It is a time of rituals and rites of passage for our culture. In this third week of Epiphanytide, when Christians celebrate the manifestation of Christ to all the world, we cast our eye back to the peaceful pastor Martin Luther King who had a dream.
Pastor King’s dream was a Christian dream, in that it was formed from the ideal of the dignity of every living person, regardless of race or class. That each and every one of us was to be treated with respect is a relatively new idea in the history of mankind, an idea taught by a loving God, the God of Abraham.
He was a Jewish God, to be sure, who burned his laws of love onto tablets on a mountain, to teach peace among men. He guided his chosen people through history, through an older testament and into a newer testament, to the birth of his Son in a stable outside Bethlehem. For this was the crucial lesson in personal dignity, in love, teaching that true love demanded humility and was defined by sacrifice, the sacrifice of the Cross.
Other cultures do not share the Judeo-Christian belief in the dignity of man. Indeed, even the West has not always practiced its preaching, but still it preached, and continues to do so, from pulpits with words and soup kitchens with deeds, proclaiming a God of love who commands that we love as He loves, sacrificially. And it is far better to fall short of the ideal than to have no ideal at all.
And so today we honor our past. We honor Dr. King and his peaceful dream of dignity for all. We honor the freedom of speech that gave him the right to speak publicly on the steps of the Lincoln Memorial in Washington D.C. in 1963, calling for an end to racism and the passage of civil rights legislation in Congress.
And in the light of that Epiphany star two thousand years ago that guided the wise men to the humble bed of straw, we look ahead to the great rite of passage, the ritual of change in America, the inauguration of a new president, the ordering of a new government that will rule our people.
This ritual, wisely, still includes an oath sworn on a Bible. Across the land prayers will be said and hymns sung. And be of good cheer, for our new president is a good man. He embodies our ideals of equality, of dignity for all, of liberty protected by law. These ideals have been increasingly eroded in our culture, increasingly attacked under a guise of caring and concern. In this last year, we wanted the wisdom of the wise men to see through such disguises, to see the wolves in sheep’s clothing, to see that desire for power over our daily deeds, words, and goods, posed as caring and concern. Sorting fake news from real news, soundbites from snakebites, we came to see that elites breed elites and protect their own. They do this through power over you and me.
So Americans did see through the shadowy media reports with the light of reason and faith, and a little help from Twitter.
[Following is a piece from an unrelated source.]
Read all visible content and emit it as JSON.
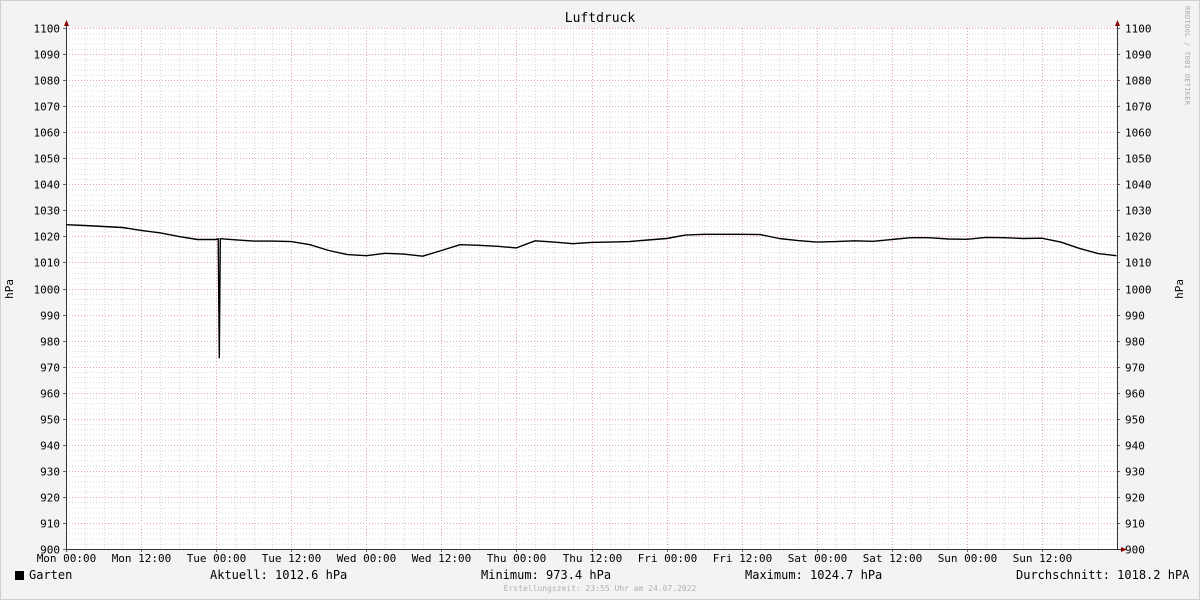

We will try now to protect the unprotected a little longer. We can now protect the unborn and the aged, the handicapped and the unschooled, the poor in spirit, in goods, in talent. Our new president sees these things. He sees through the trappings of wealth and power. He understands ideals and recognizes those who yearn for truth and goodness, who watch and listen to the heavens and the angels.
There are those who fear the new government, this new hope and change. They abhor the man elected for he spoke bluntly. They believe the media’s distortions. They see themselves as part of the club, the elite, the well mannered, the bright and the beautiful. But they need not fear this hope and this change. Be of good cheer.
There was a time four years ago when these fearful ones celebrated their victory. There was a time eight years ago when others questioned the nature of a hope that had no object and a change that was undefined. Explanations were vague and propaganda surfed a wave of… hope… in something, somewhere, sometime… a wave of change… from the past to the future to be sure, but change to what? The mantra “Yes, we can!” didn’t explain what it was, exactly, that we could do. There were no answers, only trite pieties, only manipulations of hearts and minds, recalling traveling salesmen and TV evangelists. We were invited, I suppose, in those elections, to fill in the blanks with whatever we hoped for, much as a child did for Santa Claus.
The new president doesn’t speak in vague generalities, pulling on heartstrings, but speaks as one who knows how to move forward, representing all Americans, not just the powerful elites. He will stumble, for he is human, but I honor his courage, his convictions, and his selfless work ethic. He will do his best and we must hope for his best. He will sacrifice for us. He will defend us.
And so in this third week of the new year, we gather together on Friday and watch America form a new government of the people, by the people, for the people. Once again we have swept our house. We have thrown open the windows and looked up to the stars in the bright night sky. Our right to worship, to feed the poor, to teach our children, has been protected a bit longer. We can sing about the child in the manger who will grow in wisdom and stature. We can tell how he rode through the gates of Jerusalem to his death on a cross on a hill they call the place of the skull. We can celebrate his resurrection, ascension, and his gift of his Holy Spirit. We can tell the greatest story ever told, how God loves us, each and every one.
For a time, we are encouraged with this new presidency. For a time, the winds of hope and change will blow through our open windows. “Yes, we can!” we will tell the unborn and the aged. Yes, we can protect you. Yes, we can believe in God and obey his laws with a free conscience. Yes, we can have real hope in these real changes.
Yes, we can realize our dream of hope and change. We can follow that star.